Now there are two of them. "Let Me In," an English-language remake, artfully repackages much of the chilly menace of the original and adds a hot commodity: Chloe Moretz, 13, an actress poised to take a big bite out of Hollywood.
Moretz was the wise little sister in "(500) Days of Summer" and the pigtailed vigilante in "Kick-Ass." In "Let Me In," she proves she could brood like Bella yet reduce Robert Pattinson to roadkill.
Moretz plays Abby, a mysterious barefoot girl who moves into the same snowy apartment complex as a bullied boy named Owen (Kodi Smit-McPhee, the young refugee from "The Road"). Although Abby warns the latchkey kid that they can't be friends or even meet in the daylight, they are soon trading Morse-code messages through the wall they share, behind which Owen sometimes hears violent arguments.
The other voice belongs to an aged man (Richard Jenkins) who ventures out at night in a trash-bag mask to forage for provisions: fresh blood for Abby.

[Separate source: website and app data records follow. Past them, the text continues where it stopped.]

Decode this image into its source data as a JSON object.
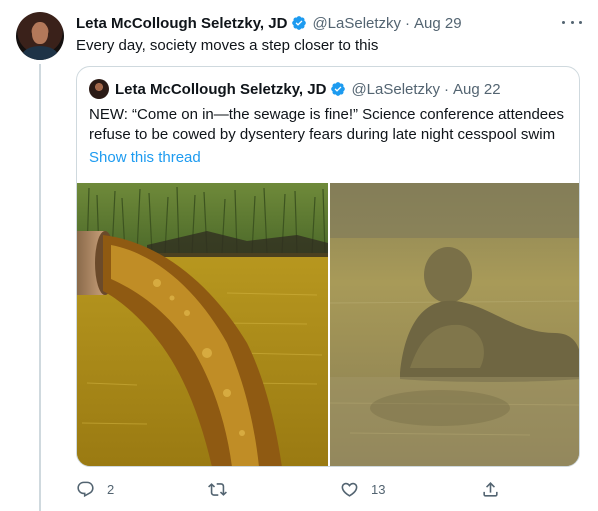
{
  "tweet": {
    "author_name": "Leta McCollough Seletzky, JD",
    "handle": "@LaSeletzky",
    "separator": "·",
    "date": "Aug 29",
    "text": "Every day, society moves a step closer to this"
  },
  "quoted": {
    "author_name": "Leta McCollough Seletzky, JD",
    "handle": "@LaSeletzky",
    "separator": "·",
    "date": "Aug 22",
    "text_lines": [
      "NEW: “Come on in—the sewage is fine!” Science conference attendees",
      "refuse to be cowed by dysentery fears during late night cesspool swim"
    ],
    "show_thread": "Show this thread"
  },
  "actions": {
    "reply_count": "2",
    "retweet_count": "",
    "like_count": "13"
  },
  "colors": {
    "accent": "#1d9bf0",
    "secondary_text": "#536471",
    "border": "#cfd9de"
  },
  "icons": {
    "verified": "verified-badge-icon",
    "more": "more-options-icon",
    "reply": "reply-icon",
    "retweet": "retweet-icon",
    "like": "heart-icon",
    "share": "share-icon"
  }
}
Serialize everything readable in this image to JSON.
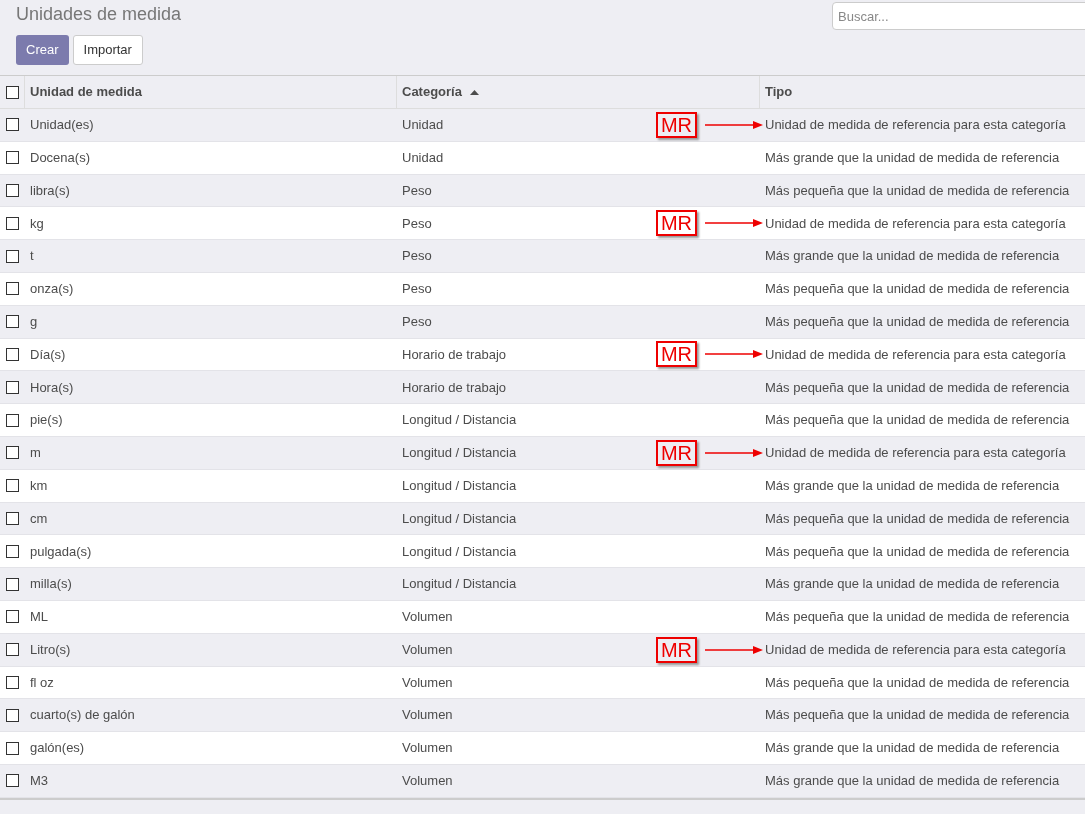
{
  "title": "Unidades de medida",
  "search": {
    "placeholder": "Buscar..."
  },
  "buttons": [
    {
      "label": "Crear",
      "kind": "primary"
    },
    {
      "label": "Importar",
      "kind": "secondary"
    }
  ],
  "select_all": {
    "checked": false
  },
  "columns": [
    {
      "label": "Unidad de medida",
      "sorted": false
    },
    {
      "label": "Categoría",
      "sorted": true
    },
    {
      "label": "Tipo",
      "sorted": false
    }
  ],
  "rows": [
    {
      "name": "Unidad(es)",
      "category": "Unidad",
      "type": "Unidad de medida de referencia para esta categoría",
      "checked": false,
      "annotation": "MR"
    },
    {
      "name": "Docena(s)",
      "category": "Unidad",
      "type": "Más grande que la unidad de medida de referencia",
      "checked": false
    },
    {
      "name": "libra(s)",
      "category": "Peso",
      "type": "Más pequeña que la unidad de medida de referencia",
      "checked": false
    },
    {
      "name": "kg",
      "category": "Peso",
      "type": "Unidad de medida de referencia para esta categoría",
      "checked": false,
      "annotation": "MR"
    },
    {
      "name": "t",
      "category": "Peso",
      "type": "Más grande que la unidad de medida de referencia",
      "checked": false
    },
    {
      "name": "onza(s)",
      "category": "Peso",
      "type": "Más pequeña que la unidad de medida de referencia",
      "checked": false
    },
    {
      "name": "g",
      "category": "Peso",
      "type": "Más pequeña que la unidad de medida de referencia",
      "checked": false
    },
    {
      "name": "Día(s)",
      "category": "Horario de trabajo",
      "type": "Unidad de medida de referencia para esta categoría",
      "checked": false,
      "annotation": "MR"
    },
    {
      "name": "Hora(s)",
      "category": "Horario de trabajo",
      "type": "Más pequeña que la unidad de medida de referencia",
      "checked": false
    },
    {
      "name": "pie(s)",
      "category": "Longitud / Distancia",
      "type": "Más pequeña que la unidad de medida de referencia",
      "checked": false
    },
    {
      "name": "m",
      "category": "Longitud / Distancia",
      "type": "Unidad de medida de referencia para esta categoría",
      "checked": false,
      "annotation": "MR"
    },
    {
      "name": "km",
      "category": "Longitud / Distancia",
      "type": "Más grande que la unidad de medida de referencia",
      "checked": false
    },
    {
      "name": "cm",
      "category": "Longitud / Distancia",
      "type": "Más pequeña que la unidad de medida de referencia",
      "checked": false
    },
    {
      "name": "pulgada(s)",
      "category": "Longitud / Distancia",
      "type": "Más pequeña que la unidad de medida de referencia",
      "checked": false
    },
    {
      "name": "milla(s)",
      "category": "Longitud / Distancia",
      "type": "Más grande que la unidad de medida de referencia",
      "checked": false
    },
    {
      "name": "ML",
      "category": "Volumen",
      "type": "Más pequeña que la unidad de medida de referencia",
      "checked": false
    },
    {
      "name": "Litro(s)",
      "category": "Volumen",
      "type": "Unidad de medida de referencia para esta categoría",
      "checked": false,
      "annotation": "MR"
    },
    {
      "name": "fl oz",
      "category": "Volumen",
      "type": "Más pequeña que la unidad de medida de referencia",
      "checked": false
    },
    {
      "name": "cuarto(s) de galón",
      "category": "Volumen",
      "type": "Más pequeña que la unidad de medida de referencia",
      "checked": false
    },
    {
      "name": "galón(es)",
      "category": "Volumen",
      "type": "Más grande que la unidad de medida de referencia",
      "checked": false
    },
    {
      "name": "M3",
      "category": "Volumen",
      "type": "Más grande que la unidad de medida de referencia",
      "checked": false
    }
  ]
}
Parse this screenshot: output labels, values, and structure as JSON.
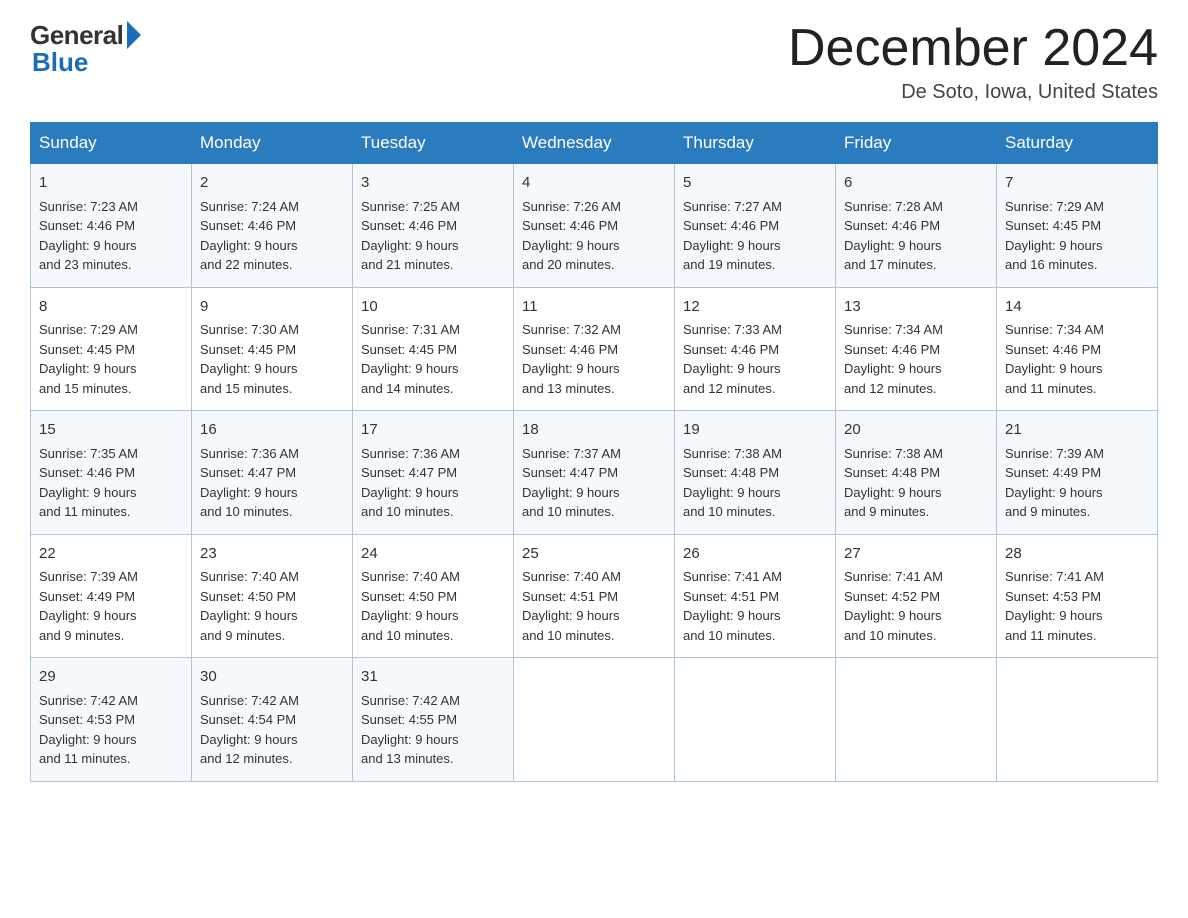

But after one of the donors reneges (in a bravura scene with a cartwheeling car), Abby has to fend for herself against a police detective (Elias Koteas) and her own gnawing hunger. When Owen lends a trembling hand, she returns the favor by helping him disarm some schoolyard thugs. Literally.
As a tale of star-crossed companions, "Let Me In" is like a particularly icky production of "Romeo and Juliet." The movie omits a scene from the Swedish film in which Abby shows Owen that she's not exactly a girl; but other than that, director Matt Reeves ("Cloverfield") retains the queasy green-and-gray palette and the shrieking, insectoid attack scenes that set it apart from conventional horror flicks.
With its mix of true-blood romance and full-moon madness, "Let Me In" should hasten the twilight of the twerpy pretenders.